  • Poorly written: Try to improve the grammar, spelling, and sentence structure of the article. Do your best to preserve the original meaning.
  • Strong opinions: Remove strong opinions from the article. However, you shouldn't just remove the opinion completely, even if you disagree. Instead, add a section where you note that particular feeling in a neutral manner (for example: "Some consider camping to be an unfair practice").
  • Vandalism: Remove the vandalism, and if necessary, restore any damaged sections from previous edits in the history page.
  • Unrelated: Remove unrelated information, or if possible move it to a more relevant page.

Cleanup Tags: When you can't fix it yourself[edit]

Sometimes you may encounter an article which you can't clean up yourself. This may be because you do not have sufficient knowledge of the topic being discussed, don't have time to make the corrections yourself, don't fully understand the editing process, or just aren't sure how to rewrite whatever needs correction. In any of these situations, it may be appropriate to place a cleanup tag at the top of the page, in order to mark it so that others can make changes.


Try to fix a page yourself before marking it for cleanup. If you feel you cannot adequately correct the page for any reason, then it may be time to add a cleanup tag. If still you aren't sure if a cleanup tag is appropriate, it may be best to ask about the problem on the article's Talk page instead. If you mark a page because you don't currently have time to clean it yourself, please remember to come back and look at it when you have time!

How Cleanup Tags Work[edit]

Cleanup tags call premade templates which are displayed where the tag is located in the article. Inserting a tag is simple - all you have to do is copy the tag from here and paste it into the article (you can also type it in manually). Generally, it is best to insert the tag at the top of the page. However, if you feel it only applies to a certain section, you may wish to place it directly above that section instead.

The main cleanup tag adds the page to the Cleanup category. Other tags usually add pages to their own special categories, listed below.

Types of Cleanup Tags[edit]

  • {{cleanup}} - Use this tag to mark a page for generic cleanup. It is helpful to leave a few notes about your concerns in the Edit Summary, or in the Discussion tab of the page in question. Spelling, punctuation, and grammar errors get this tag.

Does the page need more or better references?

  • {{cn}} - Add this to the end of a sentence or paragraph to indicate that this would be a good place to place a reference. It looks like this[citation needed]. This tag does not add the whole page to a category.
  • {{refimprove}} - Place this at the beginning of an article when the entire article has either no references, or could be improved by adding more. This adds the page to Category:Articles with unsourced statements.
  • {{verify}} - Add to either a section in an article, or possibly at the top of the article, when, regardless of references, you question if the information given is correct. Please add your concerns to the talk page as well. This tag adds the page to Category:Articles needing verification.
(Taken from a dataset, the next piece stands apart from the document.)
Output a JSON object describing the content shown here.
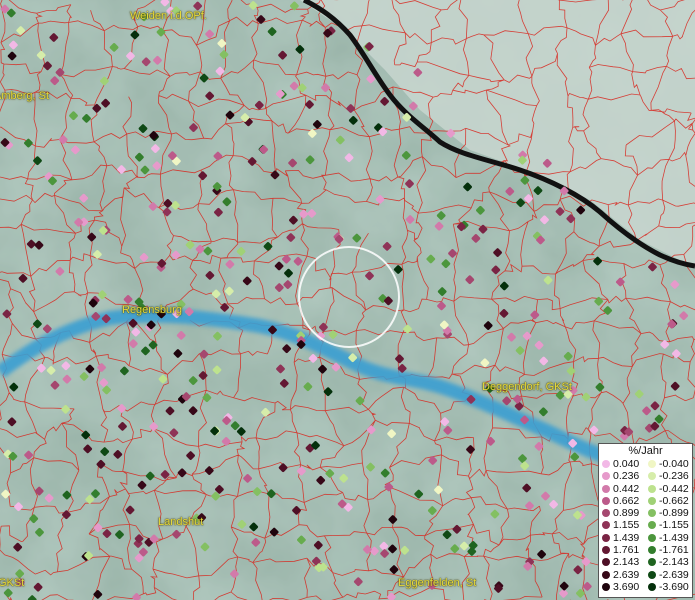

Does the page look incomplete to you?

  • {{sectionstub}} - Add this to a specific section that has little or nothing in it.
  • {{stub}} - is placed at the top of an article to indicate that the whole thing feels incomplete.

Both of these tags add the page to Category:Stub. Remember: just because an article is short does not mean it is a stub. Some characters or concepts appear only briefly in a single sourcebook or story. A "stub" is a topic about which more could be written.

Are you looking at more than one of the above?

  • {{multipleissues}} - Add this to pages where several distinct problems exist. Explain your concerns further in the summary or on the discussion page. This adds the page to Category:Multiple issues.

Other Tags[edit]

These are not the only tags you will encounter. Help:Template gallery gives a more complete list of the tags you might encounter (and use!), along with examples of how they look on a page.